Area police and fire officials say they're open to the idea of consolidating some services, as Chattanooga Mayor Ron Littlefield has suggested.
But union officials said they would fight any plans to cut staff in such consolidations.
"I don't want to see anybody lose their jobs," said Capt. Jeff Eldridge, president of the Chattanooga Firefighters Association.
In fact, Capt. Eldridge argued, Mr. Littlefield's plans to annex out to Chattanooga's the boundaries in the city's growth plan should mean more jobs for firefighters.
Sgt. Tom McKinney, acting president of the Chattanooga chapter of the International Brotherhood of Police Officers, said consolidation is "a very interesting concept."
"We would have a lot of concern if those cuts included patrol officers and sergeants," he said.
Sgt. McKinney said the police union would be more accepting if the consolidation meant eliminating duplicated management positions.
Mr. Littlefield said police officers and firefighters shouldn't be worried about their operations shrinking.
"Those services are going to be in demand," he said. "And we're going to have to have more of them."
What officials must determine is the boundary in which urban services will be provided, Mr. Littlefield said.

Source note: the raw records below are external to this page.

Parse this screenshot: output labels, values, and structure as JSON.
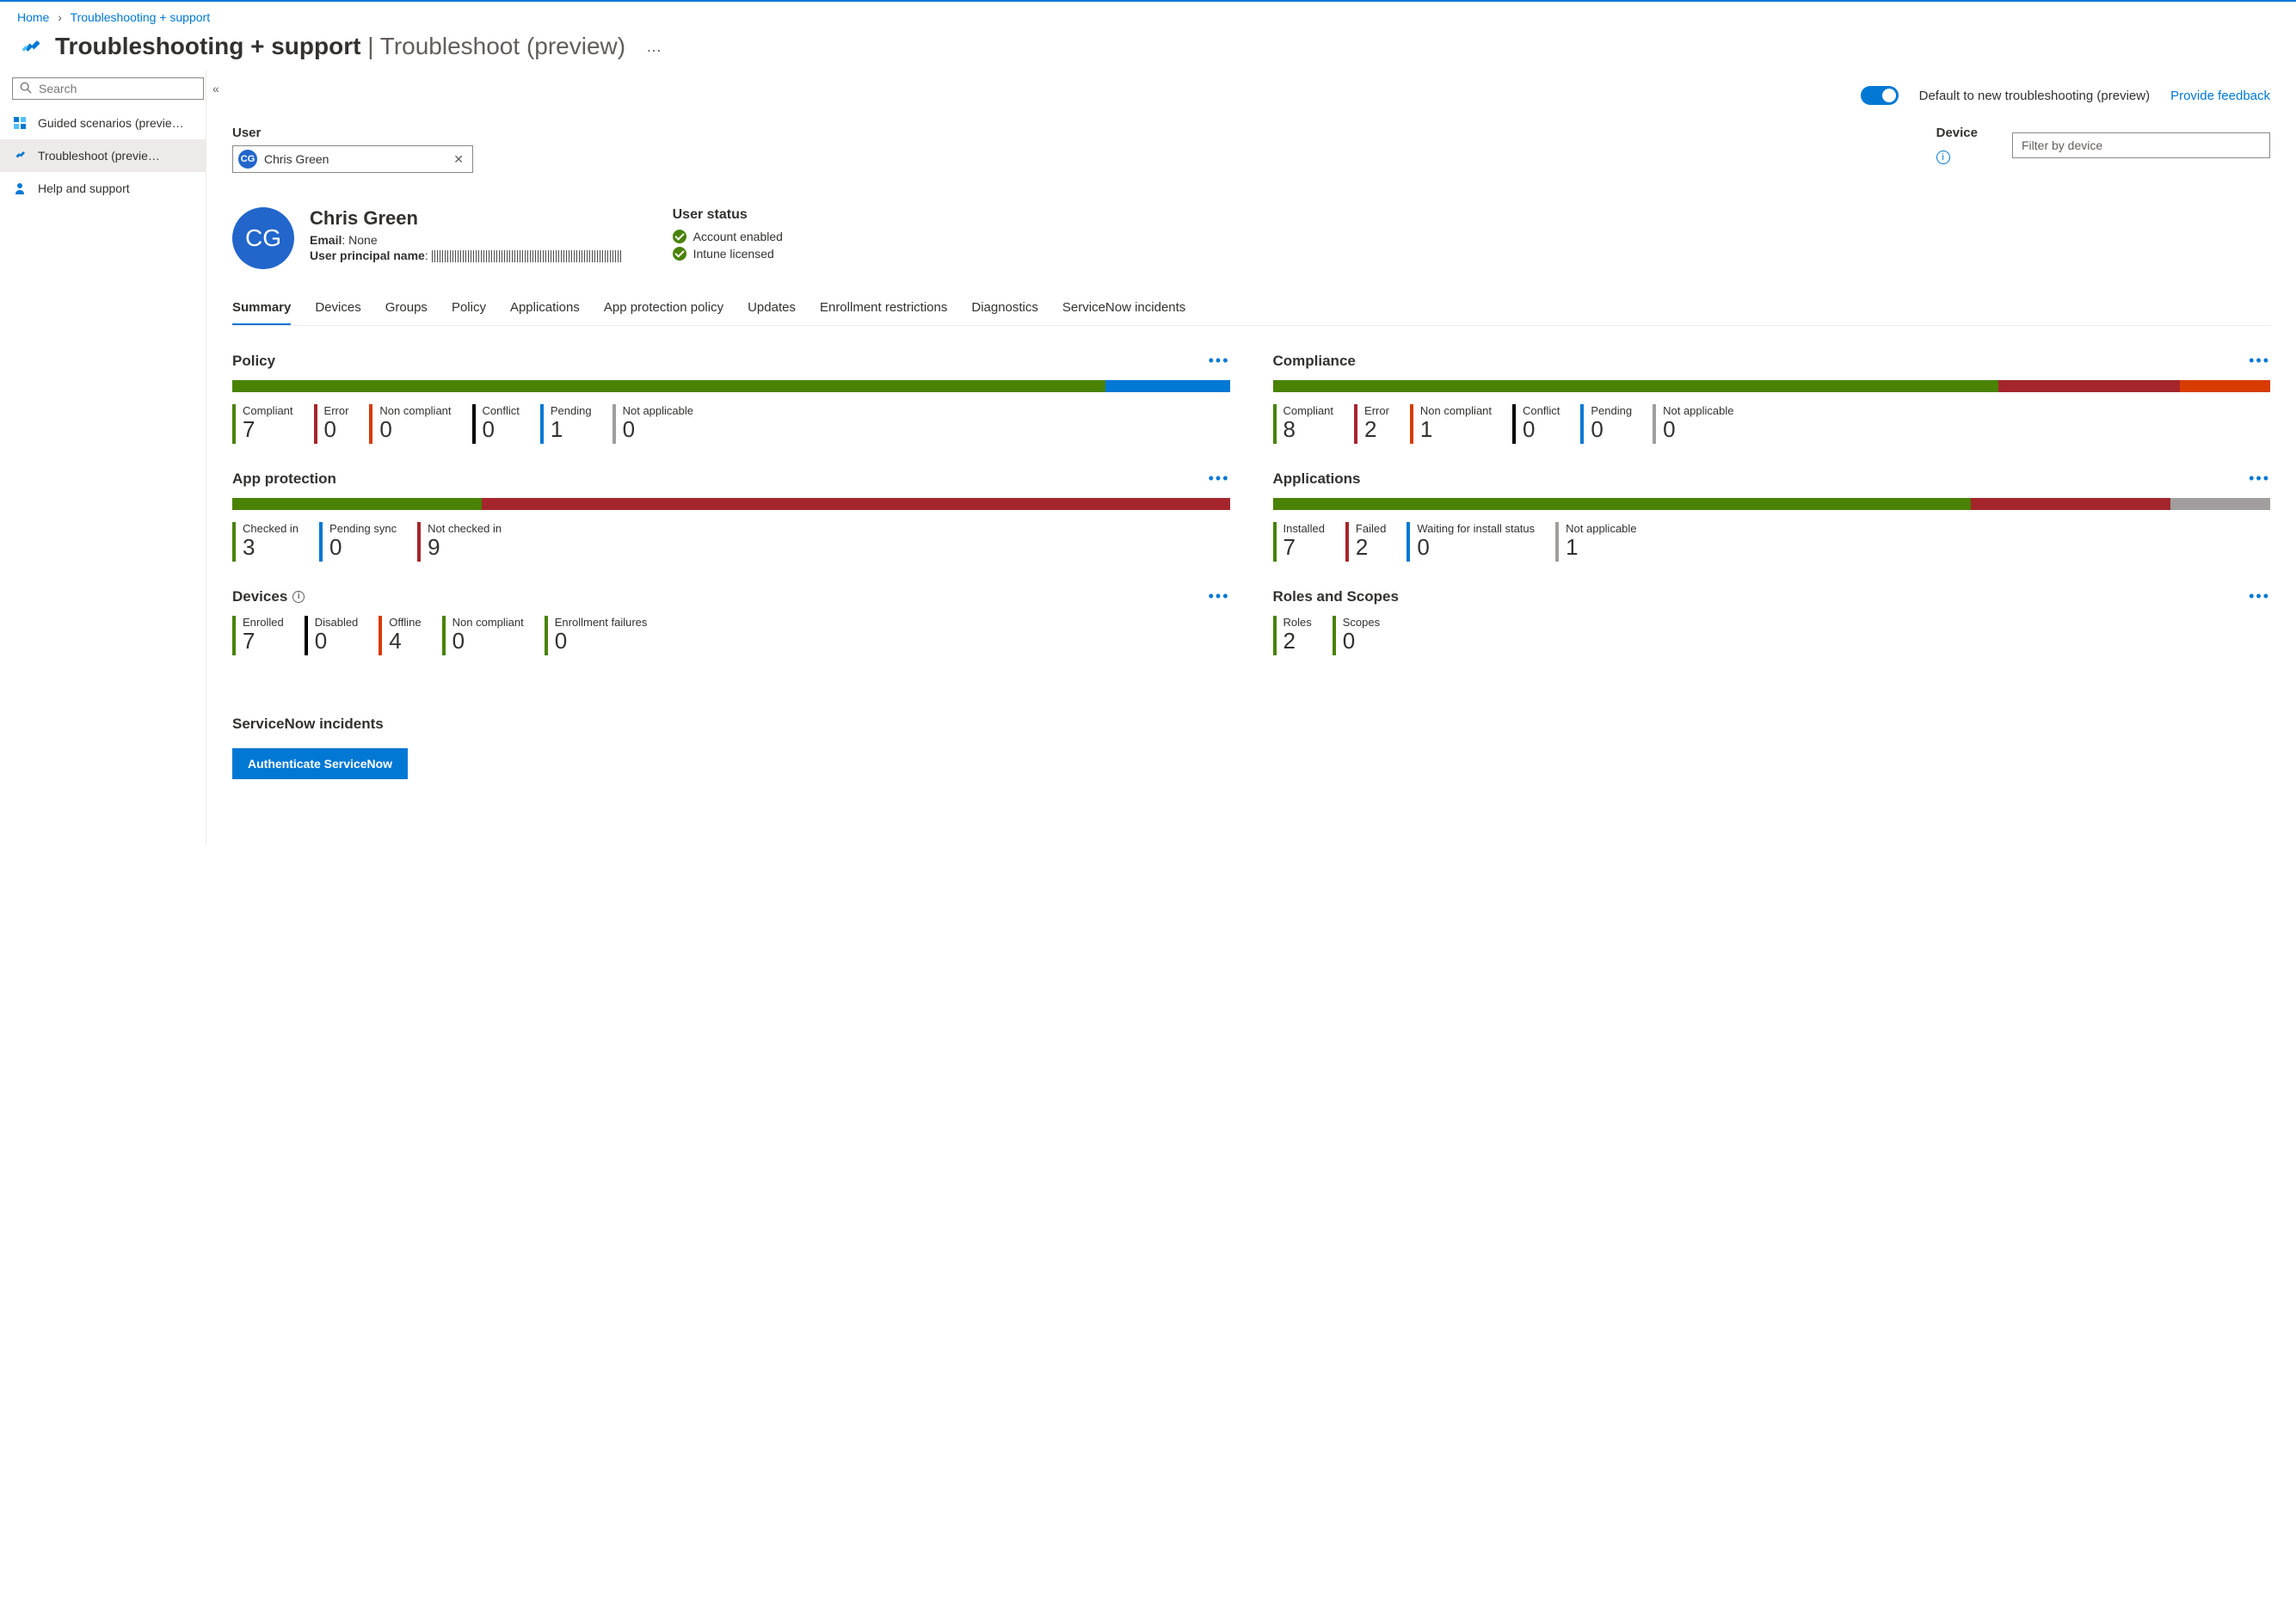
{
  "breadcrumb": {
    "home": "Home",
    "section": "Troubleshooting + support"
  },
  "page_title": {
    "main": "Troubleshooting + support",
    "sub": "Troubleshoot (preview)"
  },
  "sidebar": {
    "search_placeholder": "Search",
    "items": [
      {
        "label": "Guided scenarios (previe…"
      },
      {
        "label": "Troubleshoot (previe…"
      },
      {
        "label": "Help and support"
      }
    ]
  },
  "toolbar": {
    "toggle_label": "Default to new troubleshooting (preview)",
    "feedback": "Provide feedback"
  },
  "filters": {
    "user_label": "User",
    "user_chip": "Chris Green",
    "user_initials": "CG",
    "device_label": "Device",
    "device_placeholder": "Filter by device"
  },
  "user": {
    "name": "Chris Green",
    "initials": "CG",
    "email_label": "Email",
    "email_value": "None",
    "upn_label": "User principal name",
    "status_title": "User status",
    "statuses": [
      "Account enabled",
      "Intune licensed"
    ]
  },
  "tabs": [
    "Summary",
    "Devices",
    "Groups",
    "Policy",
    "Applications",
    "App protection policy",
    "Updates",
    "Enrollment restrictions",
    "Diagnostics",
    "ServiceNow incidents"
  ],
  "cards": {
    "policy": {
      "title": "Policy",
      "bar": [
        {
          "color": "c-green",
          "flex": 7
        },
        {
          "color": "c-blue",
          "flex": 1
        }
      ],
      "metrics": [
        {
          "label": "Compliant",
          "value": "7",
          "color": "c-green"
        },
        {
          "label": "Error",
          "value": "0",
          "color": "c-red"
        },
        {
          "label": "Non compliant",
          "value": "0",
          "color": "c-orange"
        },
        {
          "label": "Conflict",
          "value": "0",
          "color": "c-black"
        },
        {
          "label": "Pending",
          "value": "1",
          "color": "c-blue"
        },
        {
          "label": "Not applicable",
          "value": "0",
          "color": "c-gray"
        }
      ]
    },
    "compliance": {
      "title": "Compliance",
      "bar": [
        {
          "color": "c-green",
          "flex": 8
        },
        {
          "color": "c-red",
          "flex": 2
        },
        {
          "color": "c-orange",
          "flex": 1
        }
      ],
      "metrics": [
        {
          "label": "Compliant",
          "value": "8",
          "color": "c-green"
        },
        {
          "label": "Error",
          "value": "2",
          "color": "c-red"
        },
        {
          "label": "Non compliant",
          "value": "1",
          "color": "c-orange"
        },
        {
          "label": "Conflict",
          "value": "0",
          "color": "c-black"
        },
        {
          "label": "Pending",
          "value": "0",
          "color": "c-blue"
        },
        {
          "label": "Not applicable",
          "value": "0",
          "color": "c-gray"
        }
      ]
    },
    "app_protection": {
      "title": "App protection",
      "bar": [
        {
          "color": "c-green",
          "flex": 3
        },
        {
          "color": "c-red",
          "flex": 9
        }
      ],
      "metrics": [
        {
          "label": "Checked in",
          "value": "3",
          "color": "c-green"
        },
        {
          "label": "Pending sync",
          "value": "0",
          "color": "c-blue"
        },
        {
          "label": "Not checked in",
          "value": "9",
          "color": "c-red"
        }
      ]
    },
    "applications": {
      "title": "Applications",
      "bar": [
        {
          "color": "c-green",
          "flex": 7
        },
        {
          "color": "c-red",
          "flex": 2
        },
        {
          "color": "c-gray",
          "flex": 1
        }
      ],
      "metrics": [
        {
          "label": "Installed",
          "value": "7",
          "color": "c-green"
        },
        {
          "label": "Failed",
          "value": "2",
          "color": "c-red"
        },
        {
          "label": "Waiting for install status",
          "value": "0",
          "color": "c-blue"
        },
        {
          "label": "Not applicable",
          "value": "1",
          "color": "c-gray"
        }
      ]
    },
    "devices": {
      "title": "Devices",
      "info": true,
      "metrics": [
        {
          "label": "Enrolled",
          "value": "7",
          "color": "c-green"
        },
        {
          "label": "Disabled",
          "value": "0",
          "color": "c-black"
        },
        {
          "label": "Offline",
          "value": "4",
          "color": "c-orange"
        },
        {
          "label": "Non compliant",
          "value": "0",
          "color": "c-green"
        },
        {
          "label": "Enrollment failures",
          "value": "0",
          "color": "c-green"
        }
      ]
    },
    "roles": {
      "title": "Roles and Scopes",
      "metrics": [
        {
          "label": "Roles",
          "value": "2",
          "color": "c-green"
        },
        {
          "label": "Scopes",
          "value": "0",
          "color": "c-green"
        }
      ]
    }
  },
  "servicenow": {
    "title": "ServiceNow incidents",
    "button": "Authenticate ServiceNow"
  }
}
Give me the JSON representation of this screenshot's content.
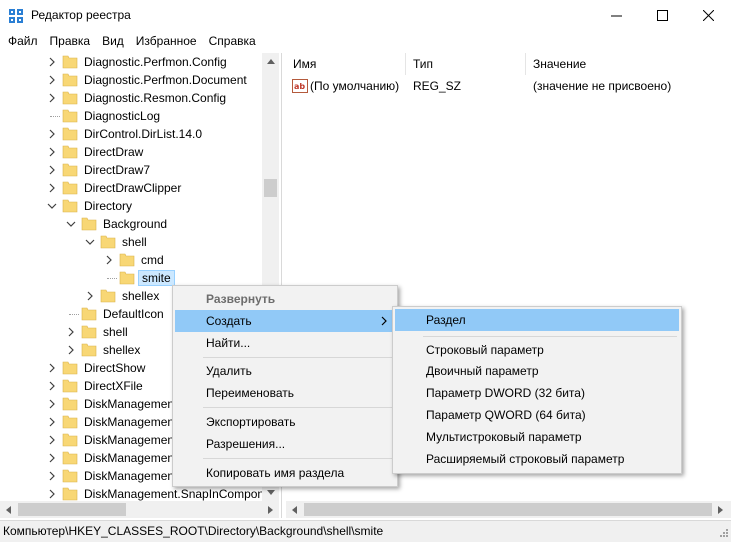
{
  "window": {
    "title": "Редактор реестра",
    "icon": "regedit-icon",
    "controls": [
      "minimize-icon",
      "maximize-icon",
      "close-icon"
    ]
  },
  "menu": [
    "Файл",
    "Правка",
    "Вид",
    "Избранное",
    "Справка"
  ],
  "tree": {
    "items": [
      {
        "label": "Diagnostic.Perfmon.Config"
      },
      {
        "label": "Diagnostic.Perfmon.Document"
      },
      {
        "label": "Diagnostic.Resmon.Config"
      },
      {
        "label": "DiagnosticLog"
      },
      {
        "label": "DirControl.DirList.14.0"
      },
      {
        "label": "DirectDraw"
      },
      {
        "label": "DirectDraw7"
      },
      {
        "label": "DirectDrawClipper"
      },
      {
        "label": "Directory"
      },
      {
        "label": "Background"
      },
      {
        "label": "shell"
      },
      {
        "label": "cmd"
      },
      {
        "label": "smite"
      },
      {
        "label": "shellex"
      },
      {
        "label": "DefaultIcon"
      },
      {
        "label": "shell"
      },
      {
        "label": "shellex"
      },
      {
        "label": "DirectShow"
      },
      {
        "label": "DirectXFile"
      },
      {
        "label": "DiskManagement.Connection"
      },
      {
        "label": "DiskManagement.Control"
      },
      {
        "label": "DiskManagement.DataObject"
      },
      {
        "label": "DiskManagement.SnapIn"
      },
      {
        "label": "DiskManagement.SnapInAbout"
      },
      {
        "label": "DiskManagement.SnapInCompon"
      }
    ]
  },
  "list": {
    "columns": [
      "Имя",
      "Тип",
      "Значение"
    ],
    "rows": [
      {
        "name": "(По умолчанию)",
        "type": "REG_SZ",
        "value": "(значение не присвоено)"
      }
    ]
  },
  "context_menu": {
    "items": [
      "Развернуть",
      "Создать",
      "Найти...",
      "Удалить",
      "Переименовать",
      "Экспортировать",
      "Разрешения...",
      "Копировать имя раздела"
    ]
  },
  "submenu": {
    "items": [
      "Раздел",
      "Строковый параметр",
      "Двоичный параметр",
      "Параметр DWORD (32 бита)",
      "Параметр QWORD (64 бита)",
      "Мультистроковый параметр",
      "Расширяемый строковый параметр"
    ]
  },
  "status": {
    "path": "Компьютер\\HKEY_CLASSES_ROOT\\Directory\\Background\\shell\\smite"
  },
  "colors": {
    "highlight": "#91c9f7",
    "selection": "#cce8ff",
    "folder": "#f8d775",
    "menu_bg": "#f2f2f2"
  }
}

He used Nashville as an example of a city with a defined service boundary.
Nashville and Davidson County maintain a separate police force and sheriff's department, but the police force handles all patrol duties while the sheriff's main duty is maintaining the county jail.
Chattanooga Police Chief Freeman Cooper said a combined metro police force like Nashville's is "something that definitely should be on the table in the future," but said it may be tough to create an effective one.
"Very few cities have been able to do that and masterfully do it where you really have a reduction in cost," he said.
Hamilton County Sheriff Jim Hammond said it would be worthwhile to look at areas where the city and county could save money by consolidating services, but he said some areas may not be practical.
"I have pros and cons of how I feel about it," he said.
The sheriff said he needed more input from the County Commission, the City Council and citizens on details of the issue.
Chief Cooper and Sheriff Hammond each pointed out that the Sheriff's Office and the city police already collaborate often. For instance, they do joint SWAT operations and soon may share a firing range, Sheriff Hammond said.
Chief Cooper said he believed Mr. Littlefield intended in his inauguration speech Monday to encourage an expansion of that partnership.
"Criminals don't recognize any type of boundaries," he said.
Acting Chattanooga Fire Chief Randy Parker said his department and other fire departments in the county also already work together.
"If we get dispatched to a call, we go," he said.